Highlights is a PDF annotation app that’s been available on the Mac for a long time but is brand new on iOS and iPadOS. The app translates the analog process of marking up a PDF to the digital world very well by providing tools that demonstrate an understanding of the needs of students, researchers, and anyone who spends a lot of time with PDFs.
I don’t have the same PDF needs I once did, but as I’ve used Highlights the past couple of weeks, I’ve appreciated its flexibility and power, and I expect that anyone who works with lots of PDFs will too.
Sensei is a brand new Mac app that monitors the status of various components of your Mac’s hardware and provides a set of utilities to optimize its performance. The app is certainly not the first to offer these features – there are tools built into macOS and third-party apps that can accomplish many of the same functions, and in some cases more. However, what sets Sensei apart, and what has quickly won me over, is its ability to translate the data it collects and implement its utilities in a beautifully-designed, standalone app.
Metapho has been one of my favorite photo utilities on iOS for years. The marquee feature has always been its ability to strip metadata from images, which is handy when sharing photos online, for instance. Over time though, Metapho has grown to incorporate other functionality for inspecting and editing photo metadata that has made the app a must-have iOS utility. With its latest update, Metapho has added Deep Fusion and Night Mode photo detection, an intriguing addition that I haven’t seen any other app offer.
Earlier this week, Guilherme Rambo released a new Mac utility called NoiseBuddy that toggles between the noise cancellation and Transparency modes of AirPods Pro and the Beats Solo Pro headphones when they’re connected to a Mac. The app can place an icon in your Mac’s menu bar or on the Touch Bar and uses the same noise cancellation and Transparency iconography found in Control Center on iOS and iPadOS. The app’s settings allow you to run NoiseBuddy in the menu bar, on the Touch Bar, or in both places.
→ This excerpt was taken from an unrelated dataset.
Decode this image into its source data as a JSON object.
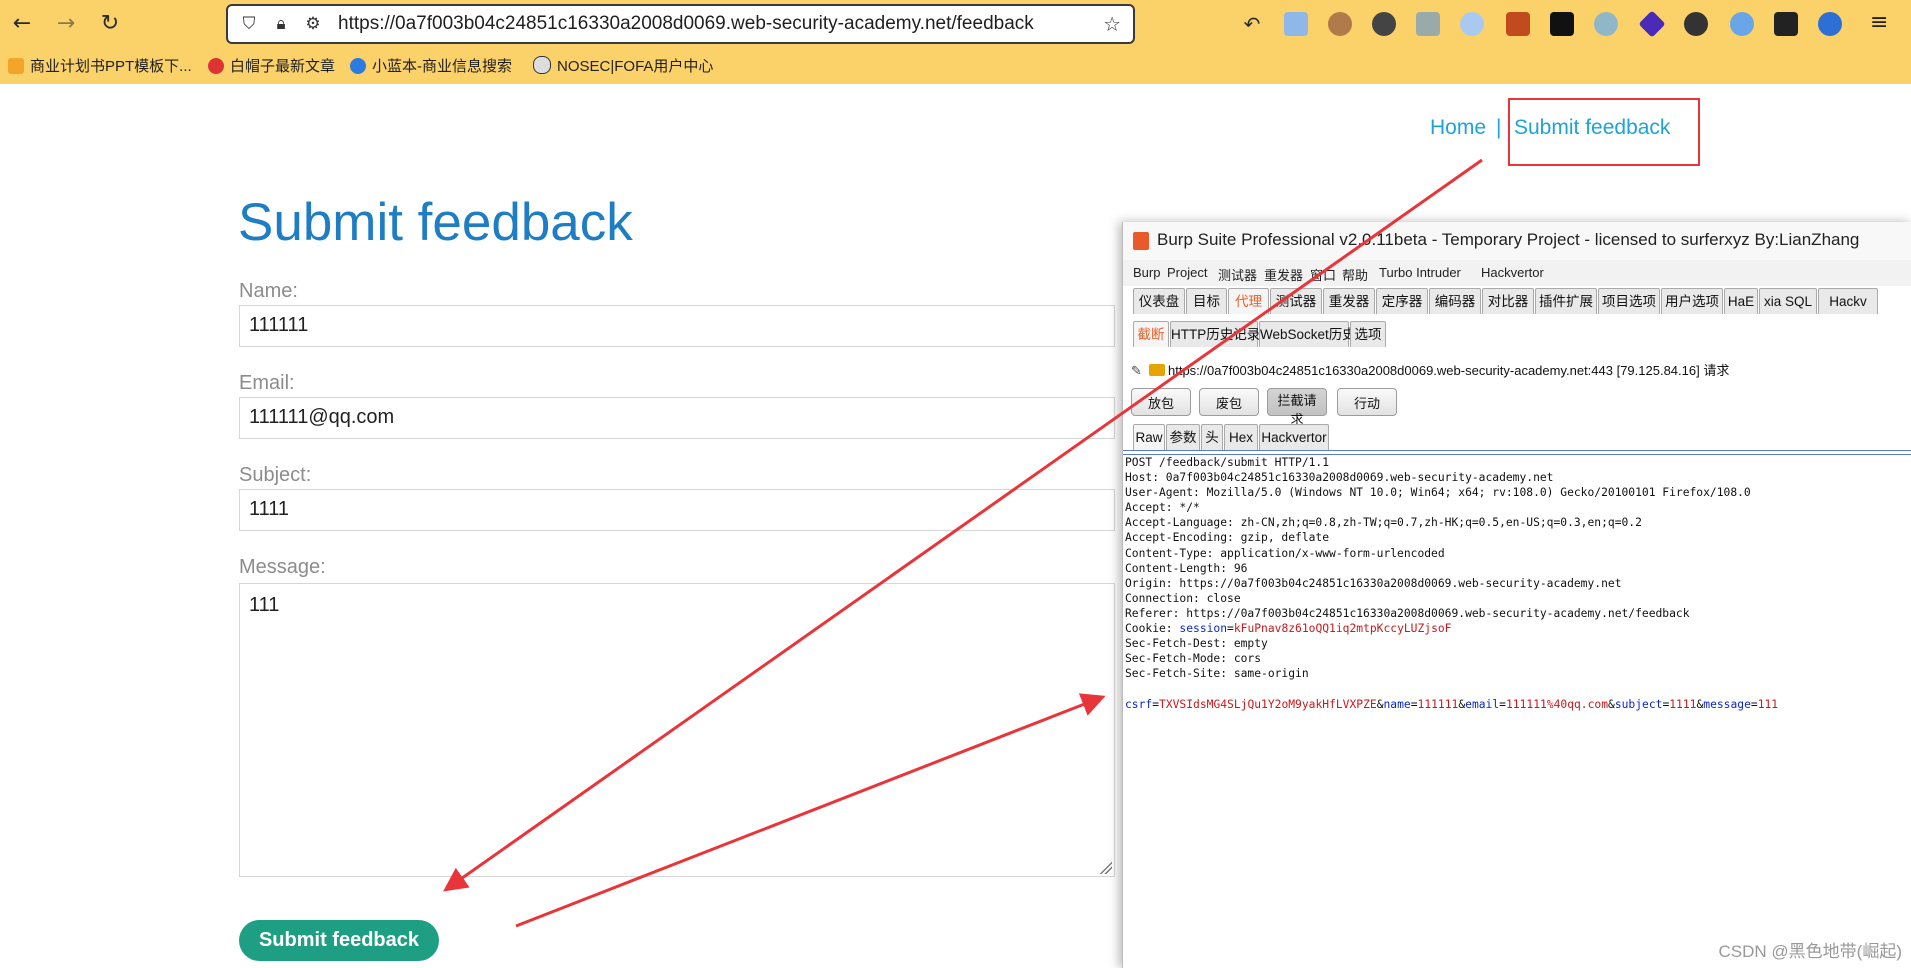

To switch modes, simply click the icon in the menu bar or tap the Touch Bar button.
This isn’t Rambo’s first time working with Bluetooth headphones and the Mac. He also created AirBuddy, which we covered previously. AirBuddy is a Mac utility that displays the charge status of AirPods and Beats headphones that use Apple’s proprietary wireless chips. The app also allows users to connect those headphones to their Macs via Bluetooth with a single click.
NoiseBuddy is the kind of Mac utility that I love. It takes overly fiddly aspect of interacting with macOS and makes it dead simple. The free app is available from Rambo’s GitHub repo, where it can be downloaded as a ZIP archive and then dragged into your Applications folder.
FoodNoms is a new privacy-oriented food tracking app that tackles the tedium of logging what you’ve eaten in innovative ways that make it one of the most promising apps in this category that I’ve seen in a long time.
Too often during the year, I find myself eating what’s easy, not what’s healthy. When I sense that happening, the first step I take is to open a food tracking app and log what I’ve been eating. The process imposes the discipline to help get me back on track with healthier eating habits. However, I don’t usually stick with food tracking long, mostly because I find the process tedious.
With FoodNoms, I’ve found it easier to stick with food tracking than ever before. The app’s database of foods seems a little limited compared to other apps I’ve used, and I’d like to see more ways to visualize trends over time added to the app. Still, those limitations are largely made up for by the ability to log portion accuracy and scan nutrition labels, along with the multitude of other ways to log meals. Add FoodNoms’ privacy focus, and I expect it’s going to win over a lot of people.